These days it is easy to fall into the trap of thinking the whole internet is just whatever your doom scrolling algorithm of choice is serving up to you. But looking a bit closer you can find all sorts of interesting little hidey holes. From memory the old forum had a thread where people shared recommendations for online places of interest. I thought it could be worth getting it going again.
Here are a couple of my favourites to get started:
Language Log - This is a blog that has been going since 2003, run by professional linguists. If you have a question about language it has probably been discussed there at some point. They are also good at internally linking to older posts, so it’s easy to go down a hole, wikipedia style.
r/AskHistorians - Yes, it’s Reddit, but not like any other sub-reddit I know. It is heavily moderated to only include in-depth and referenced responses to questions about history. And it’s been going since 2011 so at this point it is like some kind of super in-depth online encyclopedia. The list of very frequently asked questions is a good place to start.

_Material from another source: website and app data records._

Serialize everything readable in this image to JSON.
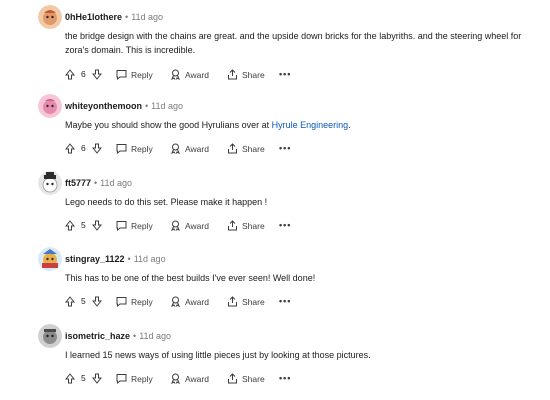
{
  "labels": {
    "reply": "Reply",
    "award": "Award",
    "share": "Share",
    "more": "•••",
    "dot": "•"
  },
  "comments": [
    {
      "author": "0hHe1lothere",
      "time": "11d ago",
      "text": "the bridge design with the chains are great. and the upside down bricks for the labyriths. and the steering wheel for zora's domain. This is incredible.",
      "votes": "6",
      "avatar": "snoo-orange"
    },
    {
      "author": "whiteyonthemoon",
      "time": "11d ago",
      "text_before_link": "Maybe you should show the good Hyrulians over at ",
      "link": "Hyrule Engineering",
      "text_after_link": ".",
      "votes": "6",
      "avatar": "snoo-pink"
    },
    {
      "author": "ft5777",
      "time": "11d ago",
      "text": "Lego needs to do this set. Please make it happen !",
      "votes": "5",
      "avatar": "snoo-white-hat"
    },
    {
      "author": "stingray_1122",
      "time": "11d ago",
      "text": "This has to be one of the best builds I've ever seen! Well done!",
      "votes": "5",
      "avatar": "snoo-colorful"
    },
    {
      "author": "isometric_haze",
      "time": "11d ago",
      "text": "I learned 15 news ways of using little pieces just by looking at those pictures.",
      "votes": "5",
      "avatar": "snoo-gray"
    }
  ]
}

deepl.com - This is easily the best translation software I’ve used. Miles better than Google Translate. It’s particularly good with Chinese-English, which I use it for every day, but by reputation most other European languages too.
The Marginalian - This one is hard to describe. It’s a weekly blog that has been going since 2006. Each entry surfaces a piece of writing or art from history that somehow fits within the theme: “what it means to live a decent, inspired, substantive life of purpose and gladness”. Within that framework there is a huge variety in terms of writers and topics. You can check the best of 2021 to get an idea of the sorts of things that come up. And, just like Language Log, it has a heap of internal linking so getting lost for hours in it is not out of the question.

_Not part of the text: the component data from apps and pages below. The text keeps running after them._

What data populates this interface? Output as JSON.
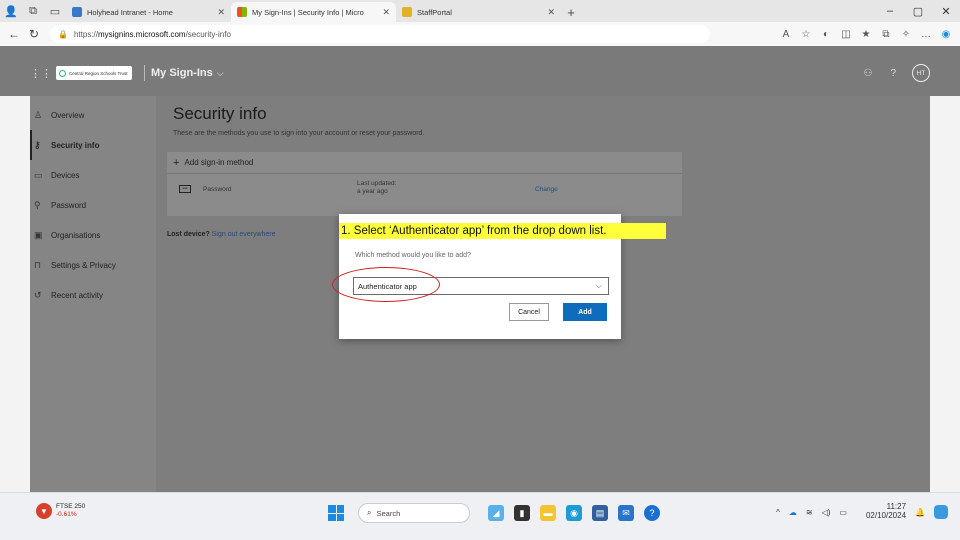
{
  "browser": {
    "tabs": [
      {
        "label": "Holyhead Intranet - Home",
        "color": "#3a78c8"
      },
      {
        "label": "My Sign-Ins | Security Info | Micro",
        "color": "#2ba24c"
      },
      {
        "label": "StaffPortal",
        "color": "#e2b12a"
      }
    ],
    "new_tab": "+",
    "url_prefix": "https://",
    "url_host": "mysignins.microsoft.com",
    "url_path": "/security-info",
    "window_controls": {
      "minimize": "–",
      "maximize": "▢",
      "close": "✕"
    }
  },
  "app_header": {
    "org_logo_text": "Central Region Schools Trust",
    "title": "My Sign-Ins",
    "avatar_initials": "HT"
  },
  "sidebar": {
    "items": [
      {
        "label": "Overview",
        "icon": "person-icon"
      },
      {
        "label": "Security info",
        "icon": "key-icon"
      },
      {
        "label": "Devices",
        "icon": "laptop-icon"
      },
      {
        "label": "Password",
        "icon": "key2-icon"
      },
      {
        "label": "Organisations",
        "icon": "briefcase-icon"
      },
      {
        "label": "Settings & Privacy",
        "icon": "lock-icon"
      },
      {
        "label": "Recent activity",
        "icon": "history-icon"
      }
    ],
    "active_index": 1
  },
  "main": {
    "title": "Security info",
    "subtitle": "These are the methods you use to sign into your account or reset your password.",
    "add_method_label": "Add sign-in method",
    "method": {
      "name": "Password",
      "last_updated_label": "Last updated:",
      "last_updated_value": "a year ago",
      "change_label": "Change"
    },
    "lost_device_label": "Lost device?",
    "lost_device_link": "Sign out everywhere"
  },
  "dialog": {
    "question": "Which method would you like to add?",
    "selected_option": "Authenticator app",
    "cancel_label": "Cancel",
    "add_label": "Add"
  },
  "annotation": {
    "callout_text": "1.  Select ‘Authenticator app’ from the drop down list.",
    "highlight_color": "#ffff3a",
    "ring_color": "#cc2222"
  },
  "taskbar": {
    "stock_name": "FTSE 250",
    "stock_change": "-0.61%",
    "search_label": "Search",
    "time": "11:27",
    "date": "02/10/2024"
  },
  "colors": {
    "accent": "#0f6cbd",
    "overlay_grey": "#7e7e7e"
  }
}
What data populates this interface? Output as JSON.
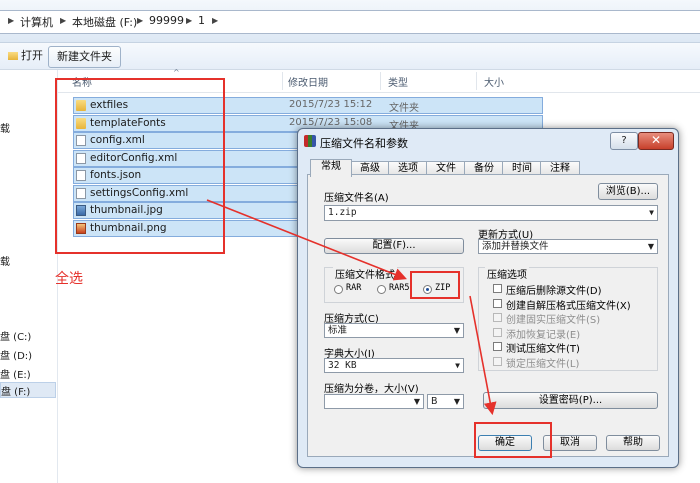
{
  "breadcrumb": {
    "items": [
      "计算机",
      "本地磁盘 (F:)",
      "99999",
      "1"
    ]
  },
  "toolbar": {
    "open_label": "打开",
    "new_folder_label": "新建文件夹"
  },
  "nav": {
    "items": [
      "载",
      "载",
      "盘 (C:)",
      "盘 (D:)",
      "盘 (E:)",
      "盘 (F:)"
    ]
  },
  "columns": {
    "name": "名称",
    "date": "修改日期",
    "type": "类型",
    "size": "大小"
  },
  "files": [
    {
      "name": "extfiles",
      "date": "2015/7/23 15:12",
      "type": "文件夹",
      "icon": "folder-icon"
    },
    {
      "name": "templateFonts",
      "date": "2015/7/23 15:08",
      "type": "文件夹",
      "icon": "folder-icon"
    },
    {
      "name": "config.xml",
      "date": "",
      "type": "",
      "icon": "file-icon"
    },
    {
      "name": "editorConfig.xml",
      "date": "",
      "type": "",
      "icon": "file-icon"
    },
    {
      "name": "fonts.json",
      "date": "",
      "type": "",
      "icon": "file-icon"
    },
    {
      "name": "settingsConfig.xml",
      "date": "",
      "type": "",
      "icon": "file-icon"
    },
    {
      "name": "thumbnail.jpg",
      "date": "",
      "type": "",
      "icon": "image-icon"
    },
    {
      "name": "thumbnail.png",
      "date": "",
      "type": "",
      "icon": "image-icon"
    }
  ],
  "annotation": {
    "select_all": "全选",
    "color": "#e5312b"
  },
  "dialog": {
    "title": "压缩文件名和参数",
    "help": "?",
    "close": "✕",
    "tabs": [
      "常规",
      "高级",
      "选项",
      "文件",
      "备份",
      "时间",
      "注释"
    ],
    "archive_name_label": "压缩文件名(A)",
    "archive_name_value": "1.zip",
    "browse_label": "浏览(B)...",
    "profile_button": "配置(F)...",
    "update_mode_label": "更新方式(U)",
    "update_mode_value": "添加并替换文件",
    "format_group_label": "压缩文件格式",
    "formats": [
      "RAR",
      "RAR5",
      "ZIP"
    ],
    "selected_format": "ZIP",
    "method_label": "压缩方式(C)",
    "method_value": "标准",
    "dict_label": "字典大小(I)",
    "dict_value": "32 KB",
    "split_label": "压缩为分卷，大小(V)",
    "split_value": "",
    "split_unit": "B",
    "options_group_label": "压缩选项",
    "options": [
      {
        "label": "压缩后删除源文件(D)",
        "checked": false,
        "disabled": false
      },
      {
        "label": "创建自解压格式压缩文件(X)",
        "checked": false,
        "disabled": false
      },
      {
        "label": "创建固实压缩文件(S)",
        "checked": false,
        "disabled": true
      },
      {
        "label": "添加恢复记录(E)",
        "checked": false,
        "disabled": true
      },
      {
        "label": "测试压缩文件(T)",
        "checked": false,
        "disabled": false
      },
      {
        "label": "锁定压缩文件(L)",
        "checked": false,
        "disabled": true
      }
    ],
    "password_button": "设置密码(P)...",
    "ok": "确定",
    "cancel": "取消",
    "help_button": "帮助"
  }
}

nitter.net is a wrapper for Twitter that bypasses the need to have an account. Take any Twitter url (individual tweet or user profile page), replace the twitter.com with nitter.net and you get a remarkably similar interface to normal Twitter, minus the bloat and sign-up links.
is there a place for wildcatbacks in a 3 or 5 man defense?

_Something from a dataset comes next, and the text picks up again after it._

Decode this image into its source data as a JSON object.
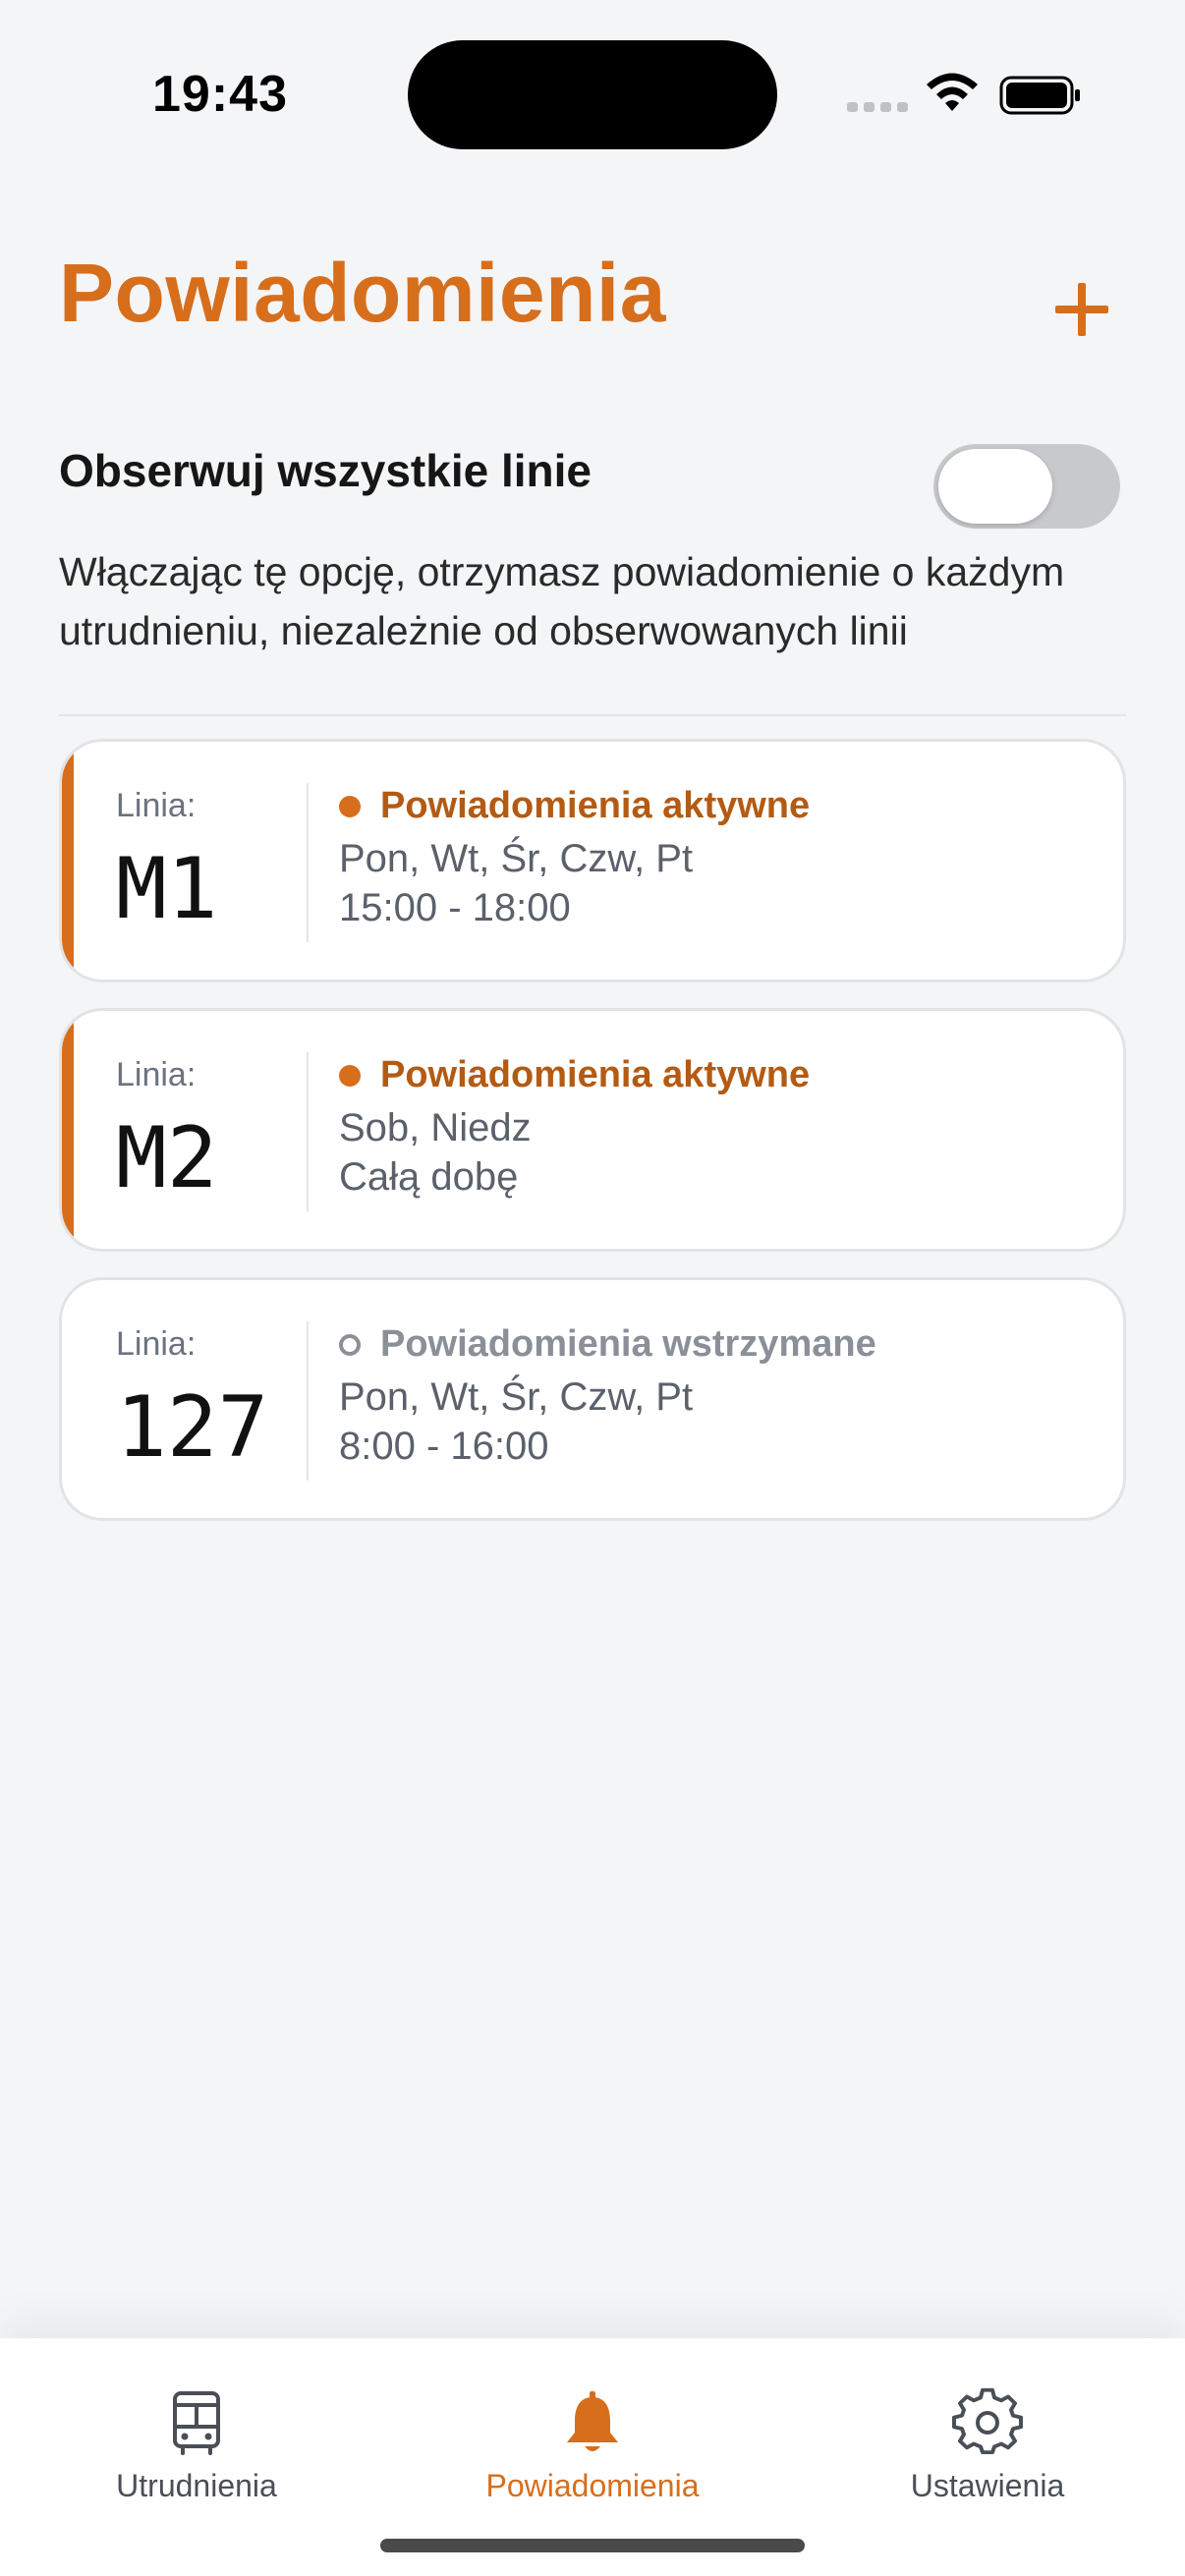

It is unlikely that a team using a three or five-man defense would employ a wildcatback, as the wildcat formation is typically used in American football, not association football (soccer). In American football, a wildcatback is a player who lines up in the backfield and is used as a runner or passer in a wildcat formation. This type of player does not exist in association football, and the term “wildcatback” would not be used in relation to a soccer team’s formation or tactics.